It was time to replace my Highgear Summit watch after many years of reliable service. Its face was scratched up; its buttons have become loose and its water-resistance has become questionable; and, aesthetically, I was looking for an improvement, maybe even worthy enough to wear on the altar in August. I settled on the Suunto Core, which has loosely the same features as the Summit but in a much sexier package.
Some backpackers don’t wear watches but I always have. It’s another tool in my kit, providing me with precise data that I can use to improve my experience and safety. I primarily use my watch for three functions:

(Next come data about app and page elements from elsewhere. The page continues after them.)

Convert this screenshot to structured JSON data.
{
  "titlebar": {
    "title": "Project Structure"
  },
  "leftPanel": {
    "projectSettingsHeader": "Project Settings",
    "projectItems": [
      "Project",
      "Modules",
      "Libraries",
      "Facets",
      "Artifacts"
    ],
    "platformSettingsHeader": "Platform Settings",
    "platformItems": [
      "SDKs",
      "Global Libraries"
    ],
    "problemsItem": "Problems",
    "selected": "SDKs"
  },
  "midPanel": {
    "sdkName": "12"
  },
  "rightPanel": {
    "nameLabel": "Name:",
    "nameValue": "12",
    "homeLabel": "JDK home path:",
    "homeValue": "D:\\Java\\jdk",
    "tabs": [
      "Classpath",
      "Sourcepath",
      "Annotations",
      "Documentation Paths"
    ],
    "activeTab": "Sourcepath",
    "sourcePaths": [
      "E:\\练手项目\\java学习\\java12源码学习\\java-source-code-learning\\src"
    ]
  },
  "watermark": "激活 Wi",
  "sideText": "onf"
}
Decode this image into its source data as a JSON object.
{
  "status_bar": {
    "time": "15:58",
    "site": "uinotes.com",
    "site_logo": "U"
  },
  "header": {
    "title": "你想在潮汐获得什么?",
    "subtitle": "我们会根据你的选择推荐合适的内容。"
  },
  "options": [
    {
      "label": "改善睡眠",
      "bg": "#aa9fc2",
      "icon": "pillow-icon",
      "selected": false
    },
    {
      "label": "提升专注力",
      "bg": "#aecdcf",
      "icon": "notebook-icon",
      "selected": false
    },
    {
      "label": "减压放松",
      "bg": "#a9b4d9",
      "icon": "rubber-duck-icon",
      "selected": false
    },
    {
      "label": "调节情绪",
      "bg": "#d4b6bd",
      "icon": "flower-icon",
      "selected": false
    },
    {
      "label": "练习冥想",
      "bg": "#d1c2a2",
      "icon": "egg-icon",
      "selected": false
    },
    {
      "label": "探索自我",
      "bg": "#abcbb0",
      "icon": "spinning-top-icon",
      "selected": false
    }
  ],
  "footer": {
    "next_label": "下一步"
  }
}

1. Scheduling, via Time and Alarm. My big trips haven’t been very leisurely, and knowing the time helps me to stay on — and plan out — my schedule. I get up when I intend to, via the alarm, which allows me to make more full use of the day, as opposed to accidentally sleeping in and trying to make up for lost time later. I also monitor the length of breaks, cat naps, and re-supplies. Finally, based on my average hiking pace, I can identify the likeliest campsites for tonight and the next several nights, and predict if I’ll reach the next town while the Post Office is still open.
2. Navigating, via Time, Compass and Altimeter. When hiking on trails, the most valuable navigational skill is dead-reckoning. You can calculate your hiking speed by measuring the time it takes you to cover a known distance between two points. Once you know that pace, you can anticipate the time it will take for you will reach landmarks ahead — “It’s 3:25pm right now. There’s a trail junction in 1.5 miles, which should take me 30 minutes since I’ve been hiking 3 mph; that should put me there at 3:55, perhaps a little faster since it’s mostly downhill.” Dead-reckoning helps you to stay found: you’ll know if you didn’t reach a landmark when you should have, and you won’t convince yourself that you’re somewhere you mathematically can’t be.
I was never impressed with the Summit’s digital compass and therefore never used it. Thus far, the Core’s compass is more encouraging, as it precisely aligns with the magnetic Suunto M-3D compass that we use on my guided trips. Even so, I probably will use it regularly only for finding North and orienting the map — if the navigation is more intense than that, at least until I develop more trust in it I’ll bring a magnetic compass, too.
The altimeter is also a very useful feature. I use it to rule out false summits and passes — especially those shrouded in trees or clouds — and to double-check vague landmarks along my route (e.g. umarked trail junctions, canyon confluences) to ensure that they are what I think they are. Also, whenever I need to contour off-trail, the altimeter confirms that I’m not going up or down more than I want to.
3. Weather forecasting, via Barometer. It’s not as accurate as your local weatherman — Or is it? — but the barometer usually gives me at least a sense of what the weather is doing. If the atmospheric pressure drops off a cliff, I know that a storm is coming. Likewise, if I see increasing pressure, more favorable weather is coming my way. The only weather event not predictable by a barometer are the monsoon-style thunderstorms often seen in the Southwest and Mountain West during the summer, since those events are due to convective air currents, not pressure fronts.
What about a GPS watch?
I don’t use a GPS unit while backpacking, instead preferring old-school paper maps and (maybe) a compass. So naturally I didn’t seek out a GPS-enabled watch, as it’d be an expensive feature that I never use.
If you do use a GPS, a GPS-enabled watch is probably not your ticket anyway. First, this feature drains battery life. For example, the Suunto Ambit 2S has only an 8-hour lifespan when the GPS is enabled before it must be recharged. Second, a GPS-enabled watch is going to be more limited in its features than a handheld GPS. Specifically, it’s unlikely to have quality topographic maps or menus and buttons that are optimized for GPS functions.